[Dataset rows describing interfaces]
- Opening Delimiter -
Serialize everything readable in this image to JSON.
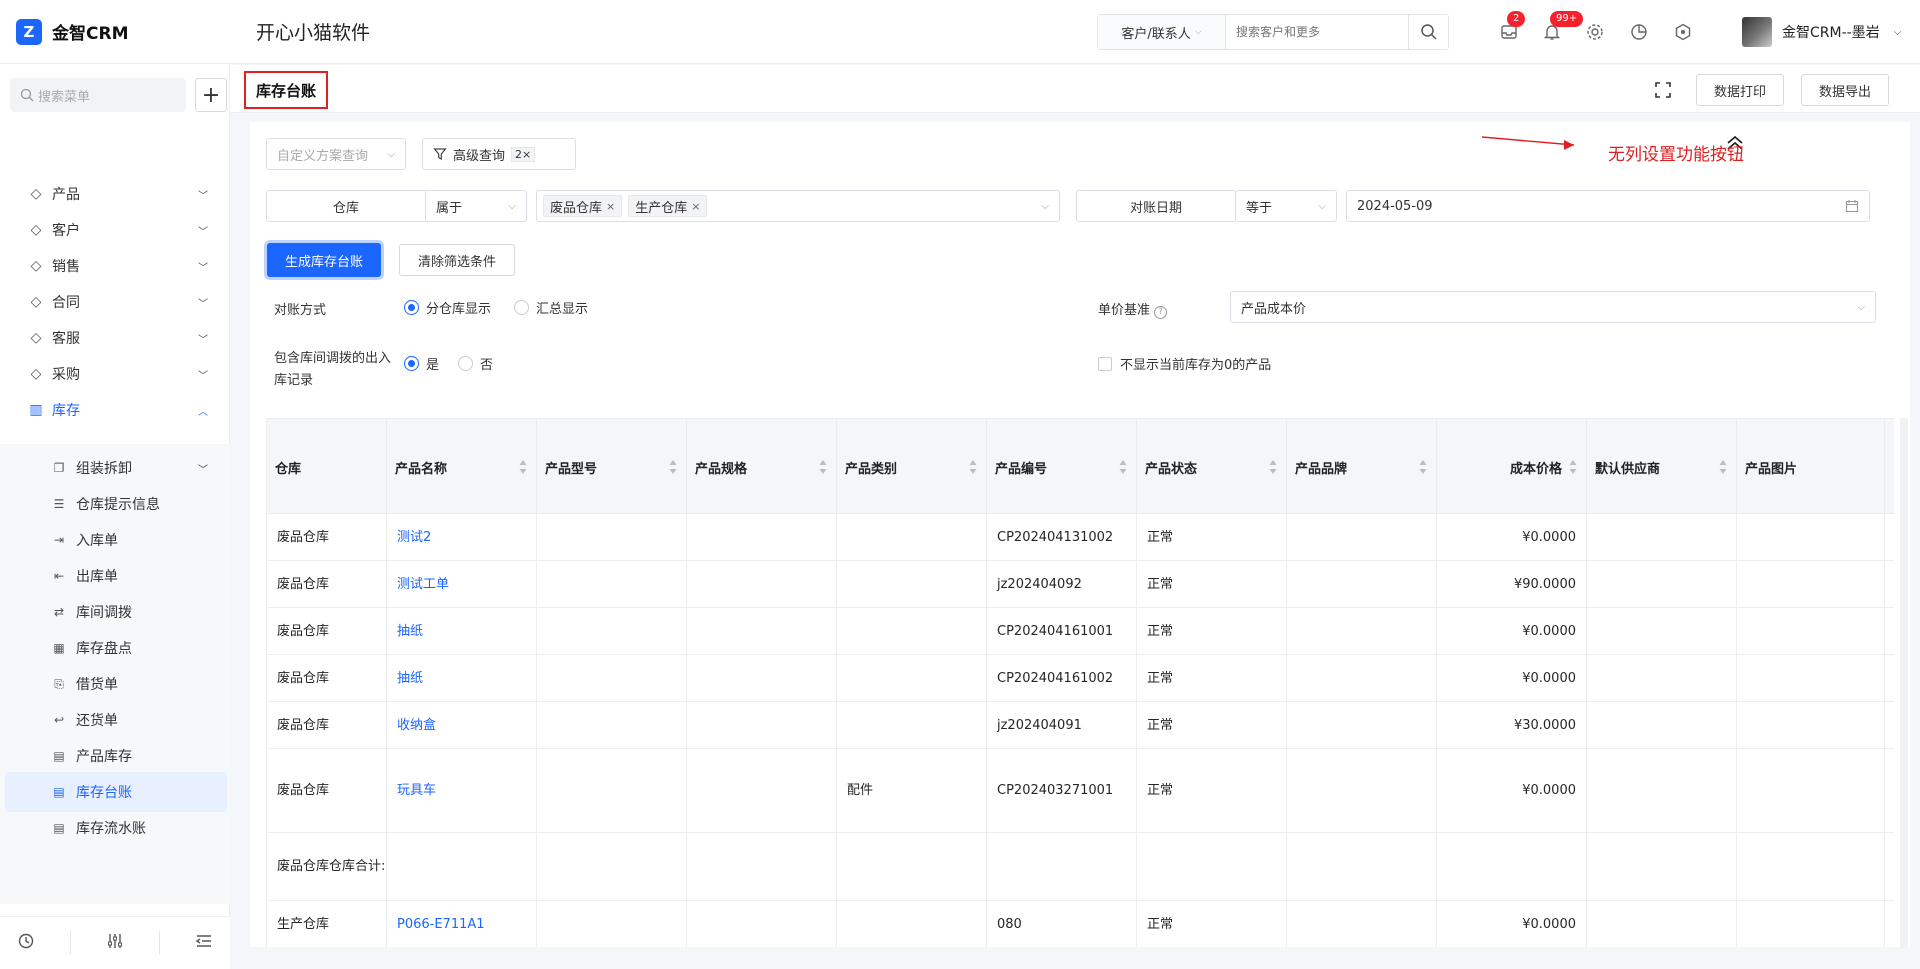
{
  "app": {
    "logo_text": "金智CRM",
    "company": "开心小猫软件"
  },
  "search": {
    "scope": "客户/联系人",
    "placeholder": "搜索客户和更多"
  },
  "notifications": {
    "messages_badge": "2",
    "alerts_badge": "99+"
  },
  "user": {
    "name": "金智CRM--墨岩"
  },
  "sidebar": {
    "search_placeholder": "搜索菜单",
    "menu": [
      {
        "label": "产品",
        "icon": "cube-icon"
      },
      {
        "label": "客户",
        "icon": "chart-icon"
      },
      {
        "label": "销售",
        "icon": "tag-icon"
      },
      {
        "label": "合同",
        "icon": "document-icon"
      },
      {
        "label": "客服",
        "icon": "headset-icon"
      },
      {
        "label": "采购",
        "icon": "bag-icon"
      },
      {
        "label": "库存",
        "icon": "warehouse-icon"
      }
    ],
    "submenu": [
      {
        "label": "组装拆卸",
        "icon": "copy-icon"
      },
      {
        "label": "仓库提示信息",
        "icon": "list-icon"
      },
      {
        "label": "入库单",
        "icon": "inbound-icon"
      },
      {
        "label": "出库单",
        "icon": "outbound-icon"
      },
      {
        "label": "库间调拨",
        "icon": "transfer-icon"
      },
      {
        "label": "库存盘点",
        "icon": "calculator-icon"
      },
      {
        "label": "借货单",
        "icon": "borrow-icon"
      },
      {
        "label": "还货单",
        "icon": "return-icon"
      },
      {
        "label": "产品库存",
        "icon": "file-icon"
      },
      {
        "label": "库存台账",
        "icon": "ledger-icon"
      },
      {
        "label": "库存流水账",
        "icon": "flow-icon"
      }
    ]
  },
  "page": {
    "title": "库存台账",
    "print_label": "数据打印",
    "export_label": "数据导出"
  },
  "filters": {
    "scheme_placeholder": "自定义方案查询",
    "advanced_label": "高级查询",
    "advanced_count": "2×",
    "warehouse_label": "仓库",
    "warehouse_op": "属于",
    "warehouse_tags": [
      "废品仓库",
      "生产仓库"
    ],
    "date_label": "对账日期",
    "date_op": "等于",
    "date_value": "2024-05-09",
    "generate_label": "生成库存台账",
    "clear_label": "清除筛选条件",
    "mode_label": "对账方式",
    "mode_opt1": "分仓库显示",
    "mode_opt2": "汇总显示",
    "price_label": "单价基准",
    "price_value": "产品成本价",
    "transfer_label": "包含库间调拨的出入库记录",
    "yes": "是",
    "no": "否",
    "zero_label": "不显示当前库存为0的产品"
  },
  "annotation": "无列设置功能按钮",
  "accent_color": "#1a66ff",
  "table": {
    "columns": [
      "仓库",
      "产品名称",
      "产品型号",
      "产品规格",
      "产品类别",
      "产品编号",
      "产品状态",
      "产品品牌",
      "成本价格",
      "默认供应商",
      "产品图片"
    ],
    "rows": [
      [
        "废品仓库",
        "测试2",
        "",
        "",
        "",
        "CP202404131002",
        "正常",
        "",
        "¥0.0000",
        "",
        ""
      ],
      [
        "废品仓库",
        "测试工单",
        "",
        "",
        "",
        "jz202404092",
        "正常",
        "",
        "¥90.0000",
        "",
        ""
      ],
      [
        "废品仓库",
        "抽纸",
        "",
        "",
        "",
        "CP202404161001",
        "正常",
        "",
        "¥0.0000",
        "",
        ""
      ],
      [
        "废品仓库",
        "抽纸",
        "",
        "",
        "",
        "CP202404161002",
        "正常",
        "",
        "¥0.0000",
        "",
        ""
      ],
      [
        "废品仓库",
        "收纳盒",
        "",
        "",
        "",
        "jz202404091",
        "正常",
        "",
        "¥30.0000",
        "",
        ""
      ],
      [
        "废品仓库",
        "玩具车",
        "",
        "",
        "配件",
        "CP202403271001",
        "正常",
        "",
        "¥0.0000",
        "",
        ""
      ],
      [
        "废品仓库仓库合计:",
        "",
        "",
        "",
        "",
        "",
        "",
        "",
        "",
        "",
        ""
      ],
      [
        "生产仓库",
        "P066-E711A1",
        "",
        "",
        "",
        "080",
        "正常",
        "",
        "¥0.0000",
        "",
        ""
      ]
    ]
  }
}
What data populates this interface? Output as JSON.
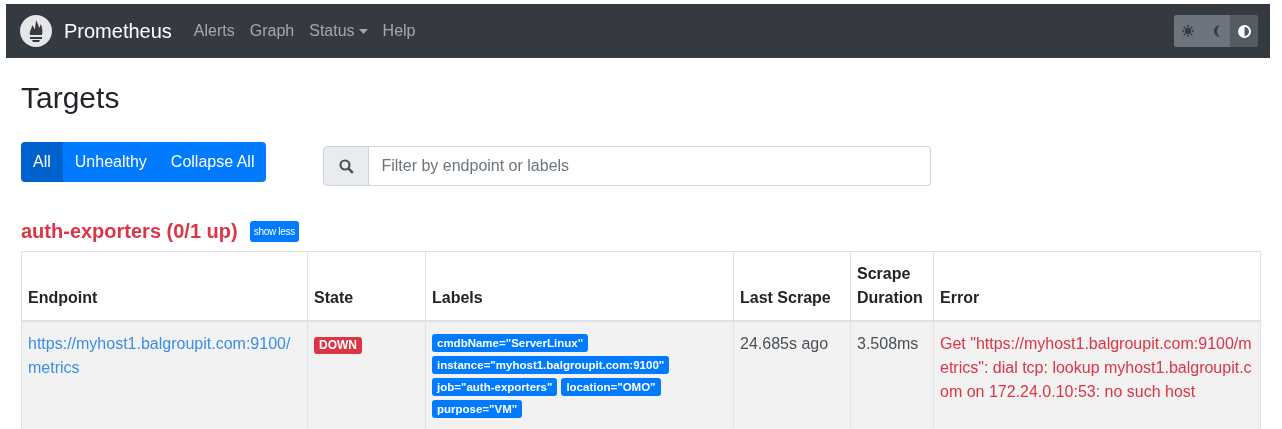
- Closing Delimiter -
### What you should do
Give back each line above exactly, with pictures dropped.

### Solution to this problem
Serialize everything readable in this image to JSON.
{
  "app": {
    "logo_text": "金智CRM",
    "company": "开心小猫软件"
  },
  "search": {
    "scope": "客户/联系人",
    "placeholder": "搜索客户和更多"
  },
  "notifications": {
    "messages_badge": "2",
    "alerts_badge": "99+"
  },
  "user": {
    "name": "金智CRM--墨岩"
  },
  "sidebar": {
    "search_placeholder": "搜索菜单",
    "menu": [
      {
        "label": "产品",
        "icon": "cube-icon"
      },
      {
        "label": "客户",
        "icon": "chart-icon"
      },
      {
        "label": "销售",
        "icon": "tag-icon"
      },
      {
        "label": "合同",
        "icon": "document-icon"
      },
      {
        "label": "客服",
        "icon": "headset-icon"
      },
      {
        "label": "采购",
        "icon": "bag-icon"
      },
      {
        "label": "库存",
        "icon": "warehouse-icon"
      }
    ],
    "submenu": [
      {
        "label": "组装拆卸",
        "icon": "copy-icon"
      },
      {
        "label": "仓库提示信息",
        "icon": "list-icon"
      },
      {
        "label": "入库单",
        "icon": "inbound-icon"
      },
      {
        "label": "出库单",
        "icon": "outbound-icon"
      },
      {
        "label": "库间调拨",
        "icon": "transfer-icon"
      },
      {
        "label": "库存盘点",
        "icon": "calculator-icon"
      },
      {
        "label": "借货单",
        "icon": "borrow-icon"
      },
      {
        "label": "还货单",
        "icon": "return-icon"
      },
      {
        "label": "产品库存",
        "icon": "file-icon"
      },
      {
        "label": "库存台账",
        "icon": "ledger-icon"
      },
      {
        "label": "库存流水账",
        "icon": "flow-icon"
      }
    ]
  },
  "page": {
    "title": "库存台账",
    "print_label": "数据打印",
    "export_label": "数据导出"
  },
  "filters": {
    "scheme_placeholder": "自定义方案查询",
    "advanced_label": "高级查询",
    "advanced_count": "2×",
    "warehouse_label": "仓库",
    "warehouse_op": "属于",
    "warehouse_tags": [
      "废品仓库",
      "生产仓库"
    ],
    "date_label": "对账日期",
    "date_op": "等于",
    "date_value": "2024-05-09",
    "generate_label": "生成库存台账",
    "clear_label": "清除筛选条件",
    "mode_label": "对账方式",
    "mode_opt1": "分仓库显示",
    "mode_opt2": "汇总显示",
    "price_label": "单价基准",
    "price_value": "产品成本价",
    "transfer_label": "包含库间调拨的出入库记录",
    "yes": "是",
    "no": "否",
    "zero_label": "不显示当前库存为0的产品"
  },
  "annotation": "无列设置功能按钮",
  "accent_color": "#1a66ff",
  "table": {
    "columns": [
      "仓库",
      "产品名称",
      "产品型号",
      "产品规格",
      "产品类别",
      "产品编号",
      "产品状态",
      "产品品牌",
      "成本价格",
      "默认供应商",
      "产品图片"
    ],
    "rows": [
      [
        "废品仓库",
        "测试2",
        "",
        "",
        "",
        "CP202404131002",
        "正常",
        "",
        "¥0.0000",
        "",
        ""
      ],
      [
        "废品仓库",
        "测试工单",
        "",
        "",
        "",
        "jz202404092",
        "正常",
        "",
        "¥90.0000",
        "",
        ""
      ],
      [
        "废品仓库",
        "抽纸",
        "",
        "",
        "",
        "CP202404161001",
        "正常",
        "",
        "¥0.0000",
        "",
        ""
      ],
      [
        "废品仓库",
        "抽纸",
        "",
        "",
        "",
        "CP202404161002",
        "正常",
        "",
        "¥0.0000",
        "",
        ""
      ],
      [
        "废品仓库",
        "收纳盒",
        "",
        "",
        "",
        "jz202404091",
        "正常",
        "",
        "¥30.0000",
        "",
        ""
      ],
      [
        "废品仓库",
        "玩具车",
        "",
        "",
        "配件",
        "CP202403271001",
        "正常",
        "",
        "¥0.0000",
        "",
        ""
      ],
      [
        "废品仓库仓库合计:",
        "",
        "",
        "",
        "",
        "",
        "",
        "",
        "",
        "",
        ""
      ],
      [
        "生产仓库",
        "P066-E711A1",
        "",
        "",
        "",
        "080",
        "正常",
        "",
        "¥0.0000",
        "",
        ""
      ]
    ]
  }
}
What data populates this interface? Output as JSON.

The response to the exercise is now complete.